* **Work task**
Look through the data below and return each line where "Free" appears.
====================
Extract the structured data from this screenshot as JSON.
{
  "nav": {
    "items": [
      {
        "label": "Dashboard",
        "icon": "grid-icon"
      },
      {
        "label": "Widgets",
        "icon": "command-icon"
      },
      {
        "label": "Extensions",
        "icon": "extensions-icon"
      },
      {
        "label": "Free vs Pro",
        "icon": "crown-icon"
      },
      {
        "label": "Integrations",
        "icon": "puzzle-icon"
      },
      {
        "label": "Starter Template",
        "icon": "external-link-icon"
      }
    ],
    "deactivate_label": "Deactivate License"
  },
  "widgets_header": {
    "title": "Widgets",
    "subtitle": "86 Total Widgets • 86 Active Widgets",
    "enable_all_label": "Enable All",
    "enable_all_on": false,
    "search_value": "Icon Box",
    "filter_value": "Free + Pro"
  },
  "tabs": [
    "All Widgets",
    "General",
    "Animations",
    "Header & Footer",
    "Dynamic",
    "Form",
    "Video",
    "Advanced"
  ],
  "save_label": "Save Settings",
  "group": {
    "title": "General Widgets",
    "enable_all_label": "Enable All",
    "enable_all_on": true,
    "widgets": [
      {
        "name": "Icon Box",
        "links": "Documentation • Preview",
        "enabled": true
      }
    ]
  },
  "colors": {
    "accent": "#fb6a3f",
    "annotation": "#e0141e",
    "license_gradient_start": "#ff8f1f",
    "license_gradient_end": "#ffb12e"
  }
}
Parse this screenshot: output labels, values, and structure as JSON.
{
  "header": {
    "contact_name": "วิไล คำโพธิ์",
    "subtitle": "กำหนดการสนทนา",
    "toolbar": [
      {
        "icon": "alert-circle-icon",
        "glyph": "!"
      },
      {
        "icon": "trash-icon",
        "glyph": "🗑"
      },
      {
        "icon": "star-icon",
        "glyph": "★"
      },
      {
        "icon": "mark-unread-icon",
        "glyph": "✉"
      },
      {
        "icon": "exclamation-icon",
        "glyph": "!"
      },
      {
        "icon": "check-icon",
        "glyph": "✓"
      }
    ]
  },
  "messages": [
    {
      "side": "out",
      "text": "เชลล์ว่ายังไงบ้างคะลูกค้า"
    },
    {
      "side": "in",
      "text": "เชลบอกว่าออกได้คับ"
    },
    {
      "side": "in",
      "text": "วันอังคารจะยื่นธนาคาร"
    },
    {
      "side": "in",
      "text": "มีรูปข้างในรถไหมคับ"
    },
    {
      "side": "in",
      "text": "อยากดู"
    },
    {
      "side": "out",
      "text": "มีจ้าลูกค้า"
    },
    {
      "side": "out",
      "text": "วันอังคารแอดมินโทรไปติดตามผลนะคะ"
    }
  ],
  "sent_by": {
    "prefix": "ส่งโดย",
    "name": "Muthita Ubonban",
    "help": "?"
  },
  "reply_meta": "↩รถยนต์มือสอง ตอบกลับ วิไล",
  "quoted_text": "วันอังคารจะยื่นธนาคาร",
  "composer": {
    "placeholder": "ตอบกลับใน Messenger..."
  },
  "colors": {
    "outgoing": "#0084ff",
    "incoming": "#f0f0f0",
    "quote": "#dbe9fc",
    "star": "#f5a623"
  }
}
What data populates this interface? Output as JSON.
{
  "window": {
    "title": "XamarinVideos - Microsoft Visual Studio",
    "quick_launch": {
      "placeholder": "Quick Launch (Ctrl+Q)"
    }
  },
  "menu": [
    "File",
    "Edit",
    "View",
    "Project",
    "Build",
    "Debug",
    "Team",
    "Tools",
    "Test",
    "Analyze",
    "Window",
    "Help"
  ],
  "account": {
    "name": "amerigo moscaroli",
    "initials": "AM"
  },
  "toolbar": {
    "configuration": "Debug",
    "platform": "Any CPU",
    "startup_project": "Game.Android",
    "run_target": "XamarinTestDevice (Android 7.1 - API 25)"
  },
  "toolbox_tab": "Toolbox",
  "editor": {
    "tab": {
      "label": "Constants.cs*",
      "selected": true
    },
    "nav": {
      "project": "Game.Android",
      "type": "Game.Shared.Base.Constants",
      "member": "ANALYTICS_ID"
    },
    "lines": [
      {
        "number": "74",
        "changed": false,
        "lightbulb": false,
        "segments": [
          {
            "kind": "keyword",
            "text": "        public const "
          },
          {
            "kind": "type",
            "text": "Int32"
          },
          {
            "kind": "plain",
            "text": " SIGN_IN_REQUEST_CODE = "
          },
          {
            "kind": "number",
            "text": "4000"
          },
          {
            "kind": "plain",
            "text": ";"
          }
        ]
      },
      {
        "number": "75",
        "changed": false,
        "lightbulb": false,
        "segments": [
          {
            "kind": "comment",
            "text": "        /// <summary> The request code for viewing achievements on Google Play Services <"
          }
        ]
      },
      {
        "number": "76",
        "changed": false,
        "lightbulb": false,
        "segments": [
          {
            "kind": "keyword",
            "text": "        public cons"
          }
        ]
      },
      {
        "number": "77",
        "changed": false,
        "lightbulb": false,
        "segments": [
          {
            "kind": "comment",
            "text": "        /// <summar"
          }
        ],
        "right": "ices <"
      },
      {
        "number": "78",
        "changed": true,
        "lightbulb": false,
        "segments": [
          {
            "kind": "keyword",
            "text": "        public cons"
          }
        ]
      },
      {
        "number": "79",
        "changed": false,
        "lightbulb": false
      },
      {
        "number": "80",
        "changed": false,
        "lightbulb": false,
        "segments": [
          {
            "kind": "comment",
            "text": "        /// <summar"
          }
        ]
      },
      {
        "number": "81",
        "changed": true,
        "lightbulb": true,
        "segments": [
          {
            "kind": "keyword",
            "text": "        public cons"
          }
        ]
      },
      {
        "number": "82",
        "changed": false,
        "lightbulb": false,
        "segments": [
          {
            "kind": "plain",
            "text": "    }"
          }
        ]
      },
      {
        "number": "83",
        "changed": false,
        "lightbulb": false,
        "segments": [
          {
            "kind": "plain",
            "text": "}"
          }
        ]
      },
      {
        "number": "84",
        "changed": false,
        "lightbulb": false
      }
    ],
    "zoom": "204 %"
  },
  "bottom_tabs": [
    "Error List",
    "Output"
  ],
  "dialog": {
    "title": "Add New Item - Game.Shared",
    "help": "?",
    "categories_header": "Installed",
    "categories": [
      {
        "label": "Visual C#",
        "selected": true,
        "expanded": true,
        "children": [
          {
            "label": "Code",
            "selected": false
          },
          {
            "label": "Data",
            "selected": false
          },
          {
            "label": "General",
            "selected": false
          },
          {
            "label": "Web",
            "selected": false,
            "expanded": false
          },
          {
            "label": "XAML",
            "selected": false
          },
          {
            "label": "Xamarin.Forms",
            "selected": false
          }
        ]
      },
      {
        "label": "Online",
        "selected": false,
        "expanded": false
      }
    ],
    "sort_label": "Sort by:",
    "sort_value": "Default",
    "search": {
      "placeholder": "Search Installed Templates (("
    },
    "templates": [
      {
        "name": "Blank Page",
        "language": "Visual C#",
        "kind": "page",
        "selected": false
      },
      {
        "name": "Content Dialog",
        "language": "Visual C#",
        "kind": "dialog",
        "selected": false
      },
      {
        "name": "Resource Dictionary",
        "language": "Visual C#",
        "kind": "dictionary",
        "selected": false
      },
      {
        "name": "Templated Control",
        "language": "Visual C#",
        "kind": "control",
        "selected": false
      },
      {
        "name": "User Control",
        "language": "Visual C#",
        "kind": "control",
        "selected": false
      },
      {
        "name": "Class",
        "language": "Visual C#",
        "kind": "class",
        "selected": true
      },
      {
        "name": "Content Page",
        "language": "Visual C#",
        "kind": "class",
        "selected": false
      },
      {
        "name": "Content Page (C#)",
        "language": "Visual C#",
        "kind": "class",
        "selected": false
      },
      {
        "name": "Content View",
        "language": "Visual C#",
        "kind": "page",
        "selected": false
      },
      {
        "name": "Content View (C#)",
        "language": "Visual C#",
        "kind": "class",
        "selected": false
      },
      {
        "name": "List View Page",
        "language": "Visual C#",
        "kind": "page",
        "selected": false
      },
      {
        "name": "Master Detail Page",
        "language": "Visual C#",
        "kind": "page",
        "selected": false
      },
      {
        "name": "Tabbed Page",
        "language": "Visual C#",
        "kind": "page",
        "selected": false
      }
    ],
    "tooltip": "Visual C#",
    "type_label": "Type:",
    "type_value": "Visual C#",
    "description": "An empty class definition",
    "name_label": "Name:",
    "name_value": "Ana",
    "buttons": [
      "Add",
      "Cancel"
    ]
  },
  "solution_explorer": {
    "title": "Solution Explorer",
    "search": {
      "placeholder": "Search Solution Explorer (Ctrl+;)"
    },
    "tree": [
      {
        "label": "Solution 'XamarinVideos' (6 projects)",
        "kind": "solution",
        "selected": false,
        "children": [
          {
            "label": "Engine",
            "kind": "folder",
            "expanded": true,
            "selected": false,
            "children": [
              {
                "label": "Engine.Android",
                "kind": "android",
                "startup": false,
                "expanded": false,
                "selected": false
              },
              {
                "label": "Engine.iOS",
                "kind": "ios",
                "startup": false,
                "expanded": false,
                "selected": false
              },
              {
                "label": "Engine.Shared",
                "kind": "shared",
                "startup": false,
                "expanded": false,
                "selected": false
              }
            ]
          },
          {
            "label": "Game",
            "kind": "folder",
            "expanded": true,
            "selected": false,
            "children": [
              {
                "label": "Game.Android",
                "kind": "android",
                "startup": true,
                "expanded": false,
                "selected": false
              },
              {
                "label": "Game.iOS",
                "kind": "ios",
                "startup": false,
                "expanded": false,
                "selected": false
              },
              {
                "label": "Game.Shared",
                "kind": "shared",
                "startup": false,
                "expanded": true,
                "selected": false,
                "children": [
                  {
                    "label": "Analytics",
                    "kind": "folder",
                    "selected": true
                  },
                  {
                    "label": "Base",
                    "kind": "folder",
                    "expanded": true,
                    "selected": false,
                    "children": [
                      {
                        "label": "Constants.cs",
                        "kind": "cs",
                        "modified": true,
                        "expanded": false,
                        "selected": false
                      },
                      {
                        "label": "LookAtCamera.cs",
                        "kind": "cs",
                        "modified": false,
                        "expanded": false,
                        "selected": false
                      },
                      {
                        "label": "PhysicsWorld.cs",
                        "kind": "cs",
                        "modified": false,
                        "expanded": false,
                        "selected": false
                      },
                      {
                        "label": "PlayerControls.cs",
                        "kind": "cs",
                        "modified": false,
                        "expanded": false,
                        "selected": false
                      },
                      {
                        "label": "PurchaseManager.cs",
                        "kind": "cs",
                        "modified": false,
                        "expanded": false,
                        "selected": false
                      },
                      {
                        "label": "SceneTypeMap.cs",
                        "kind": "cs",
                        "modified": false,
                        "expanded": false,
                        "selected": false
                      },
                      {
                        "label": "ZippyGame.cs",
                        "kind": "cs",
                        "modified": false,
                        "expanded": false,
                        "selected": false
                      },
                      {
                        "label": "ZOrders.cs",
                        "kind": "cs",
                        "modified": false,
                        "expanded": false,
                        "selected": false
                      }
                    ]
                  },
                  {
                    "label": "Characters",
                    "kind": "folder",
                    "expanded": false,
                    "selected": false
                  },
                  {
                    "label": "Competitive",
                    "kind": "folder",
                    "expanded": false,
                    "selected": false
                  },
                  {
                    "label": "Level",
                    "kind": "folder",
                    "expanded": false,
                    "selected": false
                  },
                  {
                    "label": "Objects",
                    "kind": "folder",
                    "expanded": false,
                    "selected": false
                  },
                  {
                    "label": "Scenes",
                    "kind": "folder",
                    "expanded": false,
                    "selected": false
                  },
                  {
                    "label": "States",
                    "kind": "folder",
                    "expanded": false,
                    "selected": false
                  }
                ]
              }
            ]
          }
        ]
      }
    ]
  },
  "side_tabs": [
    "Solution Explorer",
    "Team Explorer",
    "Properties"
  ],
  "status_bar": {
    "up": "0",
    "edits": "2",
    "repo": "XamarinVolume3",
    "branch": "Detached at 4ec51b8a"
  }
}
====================
* **Task response**
        "label": "Free vs Pro",
    "filter_value": "Free + Pro"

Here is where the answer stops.